__YOUR TASK__:
Could each record be written out again exactly as it stands?

__RECORDS SHOWN__:
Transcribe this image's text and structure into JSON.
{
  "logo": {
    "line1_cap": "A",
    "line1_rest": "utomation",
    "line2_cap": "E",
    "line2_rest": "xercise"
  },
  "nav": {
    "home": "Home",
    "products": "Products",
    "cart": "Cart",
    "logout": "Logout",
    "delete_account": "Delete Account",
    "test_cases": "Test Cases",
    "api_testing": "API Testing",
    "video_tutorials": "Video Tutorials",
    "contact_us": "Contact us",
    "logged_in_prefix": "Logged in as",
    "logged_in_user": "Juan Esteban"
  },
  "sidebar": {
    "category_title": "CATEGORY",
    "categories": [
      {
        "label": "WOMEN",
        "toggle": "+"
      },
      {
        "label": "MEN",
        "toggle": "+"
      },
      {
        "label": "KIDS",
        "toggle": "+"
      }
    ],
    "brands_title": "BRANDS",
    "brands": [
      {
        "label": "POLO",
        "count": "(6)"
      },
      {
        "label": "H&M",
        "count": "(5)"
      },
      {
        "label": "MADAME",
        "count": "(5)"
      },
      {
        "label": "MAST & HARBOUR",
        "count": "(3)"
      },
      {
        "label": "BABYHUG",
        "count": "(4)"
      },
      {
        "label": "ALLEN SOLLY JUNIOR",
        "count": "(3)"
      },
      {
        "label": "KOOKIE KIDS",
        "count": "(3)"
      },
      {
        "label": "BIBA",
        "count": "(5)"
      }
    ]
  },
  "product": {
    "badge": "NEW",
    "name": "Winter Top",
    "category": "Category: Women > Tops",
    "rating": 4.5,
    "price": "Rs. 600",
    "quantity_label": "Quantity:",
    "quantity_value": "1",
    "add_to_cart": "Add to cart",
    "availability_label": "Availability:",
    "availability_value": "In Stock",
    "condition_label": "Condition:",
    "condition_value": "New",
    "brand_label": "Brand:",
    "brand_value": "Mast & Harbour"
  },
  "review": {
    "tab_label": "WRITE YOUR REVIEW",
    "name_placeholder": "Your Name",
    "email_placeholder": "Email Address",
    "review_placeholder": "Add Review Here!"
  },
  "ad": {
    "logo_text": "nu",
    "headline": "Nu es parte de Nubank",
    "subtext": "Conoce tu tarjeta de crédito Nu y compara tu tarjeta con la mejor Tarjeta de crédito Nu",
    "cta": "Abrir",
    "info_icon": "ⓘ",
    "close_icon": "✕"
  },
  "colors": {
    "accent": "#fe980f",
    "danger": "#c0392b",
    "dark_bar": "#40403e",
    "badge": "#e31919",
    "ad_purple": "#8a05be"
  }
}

__FINAL ANSWER__:
Transcribe this image's text and structure into JSON.
{
  "logo": {
    "line1_cap": "A",
    "line1_rest": "utomation",
    "line2_cap": "E",
    "line2_rest": "xercise"
  },
  "nav": {
    "home": "Home",
    "products": "Products",
    "cart": "Cart",
    "logout": "Logout",
    "delete_account": "Delete Account",
    "test_cases": "Test Cases",
    "api_testing": "API Testing",
    "video_tutorials": "Video Tutorials",
    "contact_us": "Contact us",
    "logged_in_prefix": "Logged in as",
    "logged_in_user": "Juan Esteban"
  },
  "sidebar": {
    "category_title": "CATEGORY",
    "categories": [
      {
        "label": "WOMEN",
        "toggle": "+"
      },
      {
        "label": "MEN",
        "toggle": "+"
      },
      {
        "label": "KIDS",
        "toggle": "+"
      }
    ],
    "brands_title": "BRANDS",
    "brands": [
      {
        "label": "POLO",
        "count": "(6)"
      },
      {
        "label": "H&M",
        "count": "(5)"
      },
      {
        "label": "MADAME",
        "count": "(5)"
      },
      {
        "label": "MAST & HARBOUR",
        "count": "(3)"
      },
      {
        "label": "BABYHUG",
        "count": "(4)"
      },
      {
        "label": "ALLEN SOLLY JUNIOR",
        "count": "(3)"
      },
      {
        "label": "KOOKIE KIDS",
        "count": "(3)"
      },
      {
        "label": "BIBA",
        "count": "(5)"
      }
    ]
  },
  "product": {
    "badge": "NEW",
    "name": "Winter Top",
    "category": "Category: Women > Tops",
    "rating": 4.5,
    "price": "Rs. 600",
    "quantity_label": "Quantity:",
    "quantity_value": "1",
    "add_to_cart": "Add to cart",
    "availability_label": "Availability:",
    "availability_value": "In Stock",
    "condition_label": "Condition:",
    "condition_value": "New",
    "brand_label": "Brand:",
    "brand_value": "Mast & Harbour"
  },
  "review": {
    "tab_label": "WRITE YOUR REVIEW",
    "name_placeholder": "Your Name",
    "email_placeholder": "Email Address",
    "review_placeholder": "Add Review Here!"
  },
  "ad": {
    "logo_text": "nu",
    "headline": "Nu es parte de Nubank",
    "subtext": "Conoce tu tarjeta de crédito Nu y compara tu tarjeta con la mejor Tarjeta de crédito Nu",
    "cta": "Abrir",
    "info_icon": "ⓘ",
    "close_icon": "✕"
  },
  "colors": {
    "accent": "#fe980f",
    "danger": "#c0392b",
    "dark_bar": "#40403e",
    "badge": "#e31919",
    "ad_purple": "#8a05be"
  }
}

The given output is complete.